"Today, Israeli dates can be bought in six different continents," says Chezi Almog, marketing vice-presidents of Hadiklaim, Israel's leading palm growers cooperative.
"We are licensed suppliers of leading retail chains such as Tesco and Marks & Spencer. The price of our date reaches up to €20 ($26) per kilogram (2.2 pounds), and we lead the world's premium market."
Some 8 million tons of dates are grown in the world every year. About 95% of them are eaten "under the tree" and don’t even reach the market, explains Hadiklaim's accountant, Ramy Sharaby.
Of the 5% that are marketed, 90% of the dates are used for industrial purposes – Cakes, sauces, jams, etc – and another 5%, about 100,000 tons a year, are directed to the premium eating market.
"In this small market, the lead player is the Medjool, and its average price is 10 times higher than the price of a simple date," says Sharaby. "We have a share of about 35% of the Medjool global market."
Date harvest includes 30,000 tons of nine varieties (Photo: Ziv Reinstein)
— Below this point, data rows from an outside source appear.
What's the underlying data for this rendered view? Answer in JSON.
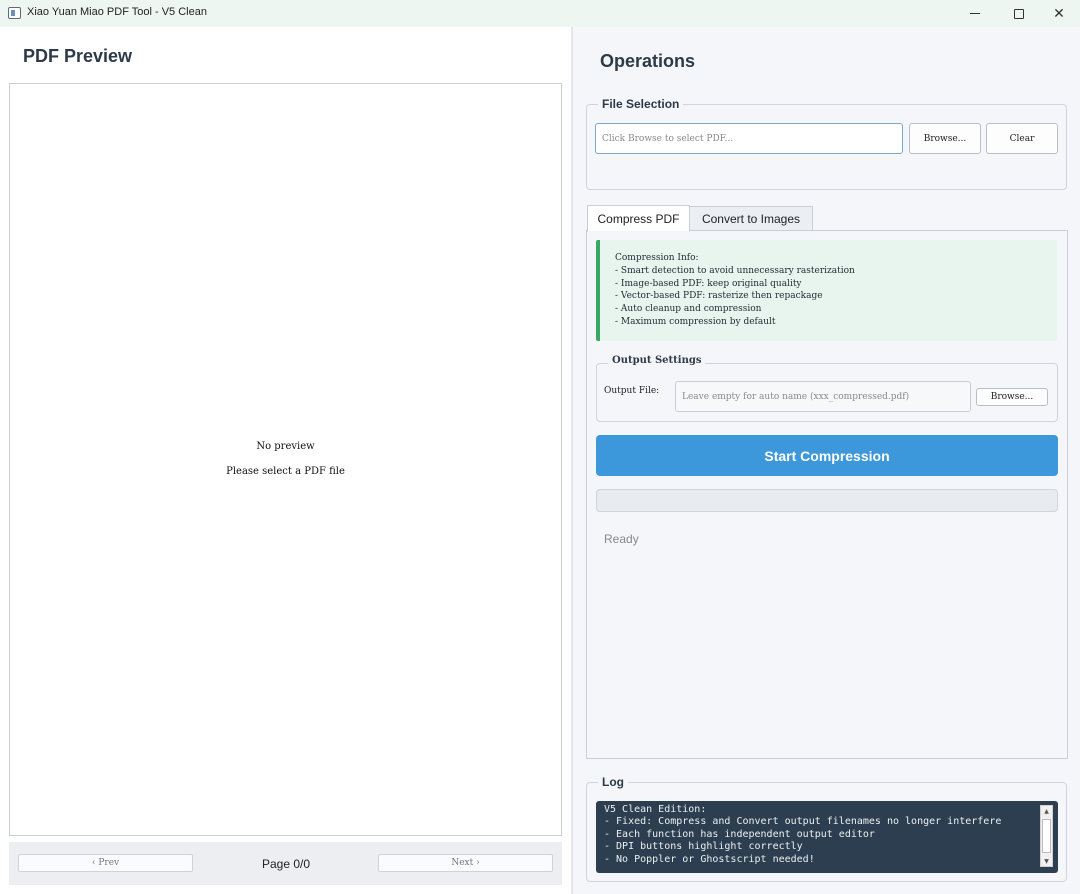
{
  "window": {
    "title": "Xiao Yuan Miao PDF Tool - V5 Clean",
    "app_icon": "pdf-app-icon",
    "close_glyph": "✕"
  },
  "preview": {
    "title": "PDF Preview",
    "empty_line1": "No preview",
    "empty_line2": "Please select a PDF file",
    "prev_label": "‹ Prev",
    "next_label": "Next ›",
    "page_label": "Page 0/0"
  },
  "operations": {
    "title": "Operations",
    "file_selection": {
      "title": "File Selection",
      "placeholder": "Click Browse to select PDF...",
      "value": "",
      "browse_label": "Browse...",
      "clear_label": "Clear"
    },
    "tabs": [
      {
        "label": "Compress PDF",
        "active": true
      },
      {
        "label": "Convert to Images",
        "active": false
      }
    ],
    "compress": {
      "info_lines": [
        "Compression Info:",
        "- Smart detection to avoid unnecessary rasterization",
        "- Image-based PDF: keep original quality",
        "- Vector-based PDF: rasterize then repackage",
        "- Auto cleanup and compression",
        "- Maximum compression by default"
      ],
      "output_settings_title": "Output Settings",
      "output_label": "Output File:",
      "output_placeholder": "Leave empty for auto name (xxx_compressed.pdf)",
      "output_value": "",
      "output_browse_label": "Browse...",
      "start_label": "Start Compression",
      "progress": 0,
      "status": "Ready"
    }
  },
  "log": {
    "title": "Log",
    "lines": [
      "V5 Clean Edition:",
      "- Fixed: Compress and Convert output filenames no longer interfere",
      "- Each function has independent output editor",
      "- DPI buttons highlight correctly",
      "- No Poppler or Ghostscript needed!"
    ]
  },
  "colors": {
    "accent": "#3c97db",
    "info_border": "#3aa864",
    "info_bg": "#e7f5ee",
    "log_bg": "#2c3e50"
  }
}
This wasn't always the case. Until 1982, dates were grown in Israel in several areas, and semi-state owned company Agrexco was in charge of marketing. Four groups of palm growers were unsatisfied with the marketing efforts and decided to unite and set up a joint organization, Hadiklaim. Almog, who was the manager of the Arava packing house, was appointed marketing vice-president.
"After we began planting in the Arava region, the amount of dates increased and the marketing was insufficient for the growth forecast," he says. "Agrexco's methods were unsuitable and we felt that we had to find the niche which matches our product. We are experts on dates."
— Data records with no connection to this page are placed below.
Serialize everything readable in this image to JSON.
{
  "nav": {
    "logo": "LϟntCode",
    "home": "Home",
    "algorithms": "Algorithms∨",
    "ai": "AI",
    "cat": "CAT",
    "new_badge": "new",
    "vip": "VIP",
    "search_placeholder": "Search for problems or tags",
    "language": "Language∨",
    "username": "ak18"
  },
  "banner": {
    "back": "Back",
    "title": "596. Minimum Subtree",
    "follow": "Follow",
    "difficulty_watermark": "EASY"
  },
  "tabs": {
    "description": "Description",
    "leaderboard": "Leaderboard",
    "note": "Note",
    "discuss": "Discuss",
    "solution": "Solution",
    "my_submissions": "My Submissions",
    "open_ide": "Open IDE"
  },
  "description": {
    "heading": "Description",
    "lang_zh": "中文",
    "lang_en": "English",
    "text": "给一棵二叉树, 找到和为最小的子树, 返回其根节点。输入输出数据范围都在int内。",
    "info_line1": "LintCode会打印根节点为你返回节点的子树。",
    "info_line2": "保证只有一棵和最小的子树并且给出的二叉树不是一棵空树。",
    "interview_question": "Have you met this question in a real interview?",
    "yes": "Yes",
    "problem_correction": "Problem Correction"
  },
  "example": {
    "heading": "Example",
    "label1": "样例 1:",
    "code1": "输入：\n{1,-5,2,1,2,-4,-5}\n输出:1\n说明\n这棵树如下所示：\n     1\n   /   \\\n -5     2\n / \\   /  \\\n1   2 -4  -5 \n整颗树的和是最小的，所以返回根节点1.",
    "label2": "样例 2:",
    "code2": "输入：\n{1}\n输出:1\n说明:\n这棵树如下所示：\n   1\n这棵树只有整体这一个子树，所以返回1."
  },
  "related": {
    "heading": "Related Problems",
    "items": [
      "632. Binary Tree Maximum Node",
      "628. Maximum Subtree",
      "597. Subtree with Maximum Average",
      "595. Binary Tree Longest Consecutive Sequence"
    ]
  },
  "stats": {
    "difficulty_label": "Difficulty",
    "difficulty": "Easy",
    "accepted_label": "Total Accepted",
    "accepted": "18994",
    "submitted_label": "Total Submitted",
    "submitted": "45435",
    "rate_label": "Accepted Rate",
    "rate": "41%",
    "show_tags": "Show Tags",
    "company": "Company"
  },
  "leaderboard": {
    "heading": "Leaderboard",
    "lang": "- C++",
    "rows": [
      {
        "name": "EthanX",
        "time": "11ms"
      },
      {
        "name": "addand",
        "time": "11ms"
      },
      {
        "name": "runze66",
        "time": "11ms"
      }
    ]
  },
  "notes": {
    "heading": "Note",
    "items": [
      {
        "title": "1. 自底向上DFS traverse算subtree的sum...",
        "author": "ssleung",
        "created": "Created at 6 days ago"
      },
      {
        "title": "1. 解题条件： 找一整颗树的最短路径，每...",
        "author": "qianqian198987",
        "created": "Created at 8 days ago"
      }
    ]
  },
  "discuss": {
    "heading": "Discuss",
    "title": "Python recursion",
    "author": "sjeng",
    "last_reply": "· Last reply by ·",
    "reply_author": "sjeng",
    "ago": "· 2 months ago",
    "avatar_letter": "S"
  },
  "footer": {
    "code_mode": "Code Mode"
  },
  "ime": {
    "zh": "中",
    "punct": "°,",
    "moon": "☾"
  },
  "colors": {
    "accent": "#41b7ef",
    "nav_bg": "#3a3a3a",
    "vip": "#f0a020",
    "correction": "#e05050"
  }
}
Hadiklaim's initial goal was to improve the marketing and the growers' economic dependence.
Until 1991, marketing efforts abroad were still in the hands of Agrexco, while the association dealt with the Israeli market and local growers. Following a rift in the relations with Agrexco, new rules were set between the two organizations. This is when the palm growers began exporting their own produce.
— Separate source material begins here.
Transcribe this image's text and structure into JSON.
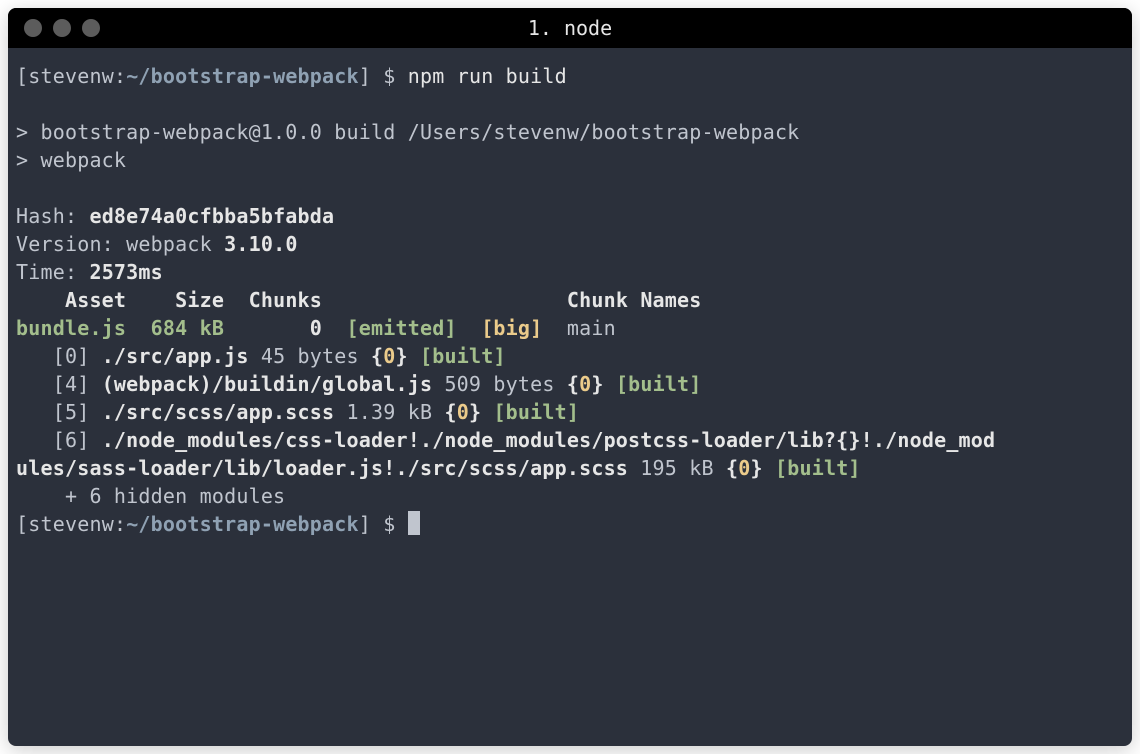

Since the Hadiklaim's establishment, the export of dates has skyrocketed by more than 1,000% in financial terms. "In 1982 we exported about 1,500 tons of dates for $4 million. In 2011 we went up to 7,000 tons for $60 million," says Almog.
This year, the organization estimates, the harvest will include 30,000 tons of nine varieties of dates, led by the Medjool and followed by Barhi dates with 3,500 tons, and Deglet Noor and Hayany dates with 3,000 tons each.
About 50% of the date harvest in Israel is exported, but due to its high quality it is responsible for 75% of growers' income. Israeli dates reach almost every country in the world.
How do you deal with boycotts against Israeli agricultural produce?
"The boycott is not presented as a boycott against us," says Almog. "We are approached by customers asking for Israeli produce only, and we supply them with the produce according to our commitment. Our work is legal and we don't deceive any of our customers."
Hadiklaim takes pride in the fact that it works with some 100 growers, including 60 cooperative enterprises and kibbutzim and dozens of private growers.
The date harvest season begins in late July and ends in October. There are three record sale periods: Rosh Hashana, Tu B'Shvat and Passover, but the fruit can be found on store shelves all year long.
How much do we eat compared to our neighbors?
"The average Israeli eats about 1 kilogram of dates a year, but our neighbors in Arab countries eat about 10 kilograms a year, so we still have a long way to go."
This year Hadiklaim began exporting Palestinian produce from the Jericho area to global markets, boasting that even the neighboring farmers favor the experienced Israeli marketing machine.